Beginning in early 2006, various Store 7254 employees complained to both union representatives, and directly to Defendant's human resources representative Donna Breitenbach, about Douglas' near daily harassment and intimidation of non-black employees, misuse of discipline and writeups to threaten employees and the resulting tension filled, hostile work atmosphere. See Pls.' Supp. Response; 3:9-14, citing previously filed Carnes Decl., ECF No. 54, ¶ 48; see also Lazuka Decl., ECF No. 51, ¶ 29.*fn3 Defendant thereafter conducted its own internal investigation which culminated in an initial August 2006 report prepared by Ms. Breitenbach. See Pls.' Supp. Response, 3:14-20, citing Def.'s Breitenbach Decl., ECF No. 42, Ex. A. Defendant thereafter implemented a plan of action that included removing Ms. Douglas from issuing discipline to store employees, tasking managers with assisting in the interview and hiring process for job applicants, and sending Ms. Douglas for outside training aimed at improving her communication skills. Breitenbach Decl., ECF No. 42, ¶ 8.
According to Plaintiffs, those measures still failed to curtail Ms. Douglas' alleged abuses, and, as stated above, the eleven originally-named Plaintiffs in this case filed a total of 19 complaints with DFEH in March and April of 2007 which alleged, inter alia, discrimination, retaliation, and hostile work environment claims against Ms. Douglas and Defendant. After those grievances were filed, Defendant undertook further investigation beginning in May of 2007. According to a Confidential Investigation Summary prepared by Defendant on May 17, 2007, a total of 40 additional interviews were conducted in conjunction with that further investigation. According to the Report, Store 7254 remained "extremely dysfunctional" and the "worst [the author of the Report] had experienced in... 20 years of investigation." See Confidential Investigation Summary, Ex. A to Def.'s Decl. Of Monica Sanchez, ECF No. 43-1, p. 6. According to the Report, despite the investigation and recommendations of August of 2006, "[t]he employees feel their issues were not resolved. Local 5 does not feel the issues were resolved, and are ongoing. The complaints appear to be the same or very similar to the previous complaints from 1-2 years ago."

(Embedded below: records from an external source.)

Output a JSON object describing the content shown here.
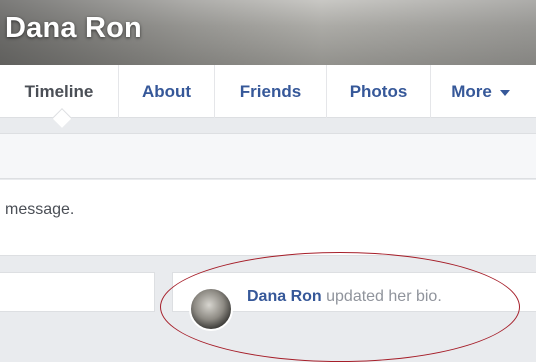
{
  "profile": {
    "name": "Dana Ron"
  },
  "tabs": [
    {
      "label": "Timeline",
      "active": true
    },
    {
      "label": "About"
    },
    {
      "label": "Friends"
    },
    {
      "label": "Photos"
    },
    {
      "label": "More"
    }
  ],
  "message": {
    "text": "message."
  },
  "feed": {
    "author": "Dana Ron",
    "action": " updated her bio."
  },
  "colors": {
    "link": "#365899",
    "highlight": "#a61f2a",
    "background": "#e9ebee"
  }
}
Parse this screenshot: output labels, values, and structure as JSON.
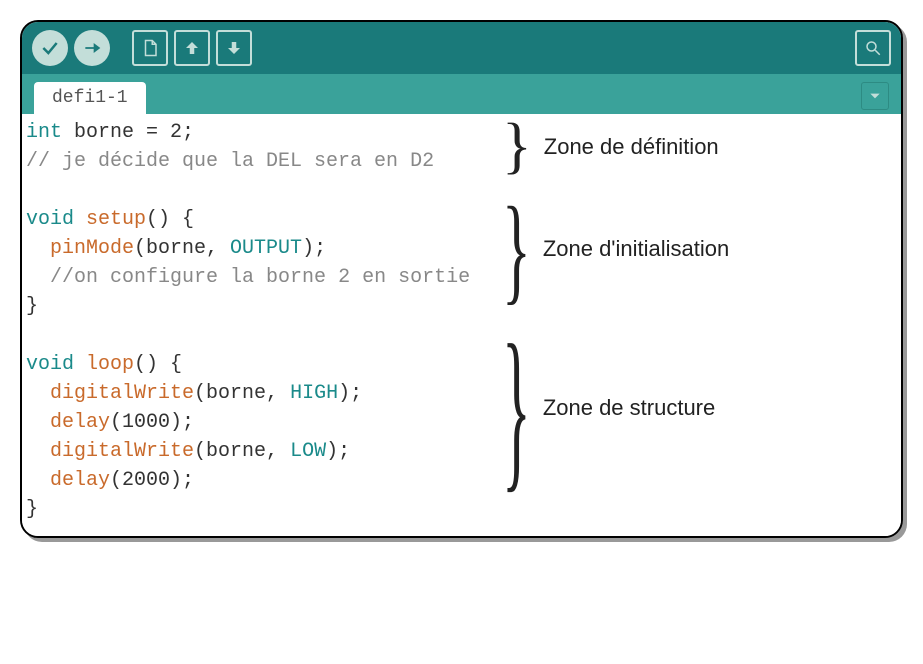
{
  "toolbar": {
    "verify_icon": "check-icon",
    "upload_icon": "arrow-right-icon",
    "new_icon": "file-icon",
    "open_icon": "arrow-up-icon",
    "save_icon": "arrow-down-icon",
    "serial_icon": "magnifier-icon"
  },
  "tab": {
    "label": "defi1-1",
    "menu_icon": "chevron-down-icon"
  },
  "code": {
    "lines": [
      {
        "tokens": [
          [
            "kw",
            "int"
          ],
          [
            "",
            " borne = 2;"
          ]
        ]
      },
      {
        "tokens": [
          [
            "comment",
            "// je décide que la DEL sera en D2"
          ]
        ]
      },
      {
        "tokens": [
          [
            "",
            ""
          ]
        ]
      },
      {
        "tokens": [
          [
            "kw",
            "void"
          ],
          [
            "",
            " "
          ],
          [
            "fn",
            "setup"
          ],
          [
            "",
            "() {"
          ]
        ]
      },
      {
        "tokens": [
          [
            "",
            "  "
          ],
          [
            "fn",
            "pinMode"
          ],
          [
            "",
            "(borne, "
          ],
          [
            "const",
            "OUTPUT"
          ],
          [
            "",
            ");"
          ]
        ]
      },
      {
        "tokens": [
          [
            "",
            "  "
          ],
          [
            "comment",
            "//on configure la borne 2 en sortie"
          ]
        ]
      },
      {
        "tokens": [
          [
            "",
            "}"
          ]
        ]
      },
      {
        "tokens": [
          [
            "",
            ""
          ]
        ]
      },
      {
        "tokens": [
          [
            "kw",
            "void"
          ],
          [
            "",
            " "
          ],
          [
            "fn",
            "loop"
          ],
          [
            "",
            "() {"
          ]
        ]
      },
      {
        "tokens": [
          [
            "",
            "  "
          ],
          [
            "fn",
            "digitalWrite"
          ],
          [
            "",
            "(borne, "
          ],
          [
            "const",
            "HIGH"
          ],
          [
            "",
            ");"
          ]
        ]
      },
      {
        "tokens": [
          [
            "",
            "  "
          ],
          [
            "fn",
            "delay"
          ],
          [
            "",
            "(1000);"
          ]
        ]
      },
      {
        "tokens": [
          [
            "",
            "  "
          ],
          [
            "fn",
            "digitalWrite"
          ],
          [
            "",
            "(borne, "
          ],
          [
            "const",
            "LOW"
          ],
          [
            "",
            ");"
          ]
        ]
      },
      {
        "tokens": [
          [
            "",
            "  "
          ],
          [
            "fn",
            "delay"
          ],
          [
            "",
            "(2000);"
          ]
        ]
      },
      {
        "tokens": [
          [
            "",
            "}"
          ]
        ]
      }
    ]
  },
  "annotations": [
    {
      "label": "Zone de définition",
      "sizeClass": "h1"
    },
    {
      "label": "Zone d'initialisation",
      "sizeClass": "h2"
    },
    {
      "label": "Zone de structure",
      "sizeClass": "h3"
    }
  ],
  "colors": {
    "toolbar_bg": "#1a7a7a",
    "tabbar_bg": "#3aa29a",
    "accent_light": "#c3ded9",
    "keyword": "#1a8a8a",
    "function": "#c96a2b",
    "comment": "#888888"
  }
}
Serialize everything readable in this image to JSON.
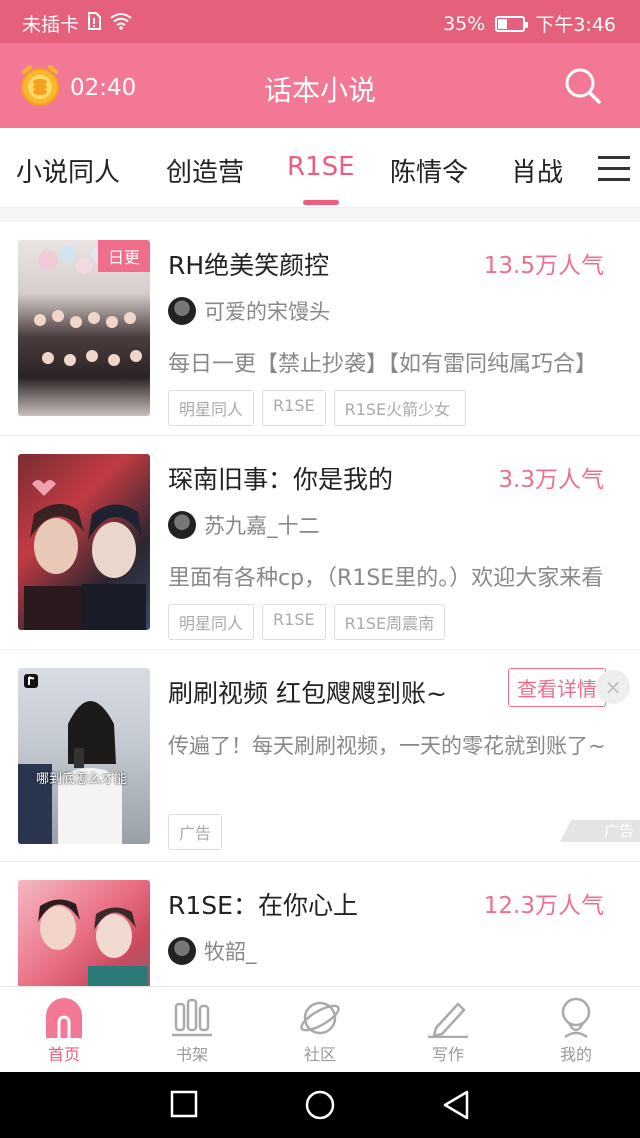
{
  "statusbar": {
    "carrier": "未插卡",
    "battery_text": "35%",
    "battery_level": 0.35,
    "time": "下午3:46"
  },
  "header": {
    "timer": "02:40",
    "title": "话本小说",
    "search_icon": "search-icon"
  },
  "tabs": [
    "小说同人",
    "创造营",
    "R1SE",
    "陈情令",
    "肖战"
  ],
  "active_tab": "R1SE",
  "items": [
    {
      "title": "RH绝美笑颜控",
      "popularity": "13.5万人气",
      "badge": "日更",
      "author": "可爱的宋馒头",
      "description": "每日一更【禁止抄袭】【如有雷同纯属巧合】",
      "tags": [
        "明星同人",
        "R1SE",
        "R1SE火箭少女"
      ]
    },
    {
      "title": "琛南旧事：你是我的",
      "popularity": "3.3万人气",
      "author": "苏九嘉_十二",
      "description": "里面有各种cp，（R1SE里的。）欢迎大家来看",
      "tags": [
        "明星同人",
        "R1SE",
        "R1SE周震南"
      ]
    },
    {
      "title": "R1SE：在你心上",
      "popularity": "12.3万人气",
      "author": "牧韶_"
    }
  ],
  "ad": {
    "title": "刷刷视频 红包飕飕到账~",
    "button": "查看详情",
    "close": "×",
    "description": "传遍了！每天刷刷视频，一天的零花就到账了~",
    "tag": "广告",
    "corner_label": "广告",
    "cover_caption": "哪到底怎么才能"
  },
  "bottom_nav": [
    {
      "label": "首页",
      "icon": "home-icon",
      "active": true
    },
    {
      "label": "书架",
      "icon": "bookshelf-icon",
      "active": false
    },
    {
      "label": "社区",
      "icon": "planet-icon",
      "active": false
    },
    {
      "label": "写作",
      "icon": "pen-icon",
      "active": false
    },
    {
      "label": "我的",
      "icon": "profile-icon",
      "active": false
    }
  ],
  "colors": {
    "status_bar": "#e5607a",
    "app_bar": "#f27895",
    "accent": "#ee5d80"
  }
}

Id. at p. 7. The Report went on to discuss an "action plan for resolution" that included meeting with the DFEH to discuss the 19 complaints as well as follow-up meetings with union representatives, the transfer of Lois Douglas and other employees away from Store 7254, as well as meetings and retraining (as deemed appropriate) involving the remainder of Store 7254's staff. Id.
There was no indication in the Report that these ongoing measures designed to address Plaintiffs' claims had terminated or otherwise ended. To the contrary, according to Plaintiffs, Defendant was continuing to work towards a resolution of their complaints through the time the instant action was filed in March of 2008.
The Federal Rules of Civil Procedure provide for summary judgment when "the pleadings, depositions, answers to interrogatories, and admissions on file, together with affidavits, if any, show that there is no genuine issue as to any material fact and that the moving party is entitled to a judgment as a matter of law." Fed. R. Civ. P. 56(c). One of the principal purposes of Rule 56 is to dispose of factually unsupported claims or defenses. Celotex Corp. v. Catrett, 477 U.S. 317, 325 (1986). Under summary judgment practice, the moving party "always bears the initial responsibility of informing the district court of the basis for its motion, and identifying those portions of 'the pleadings, ...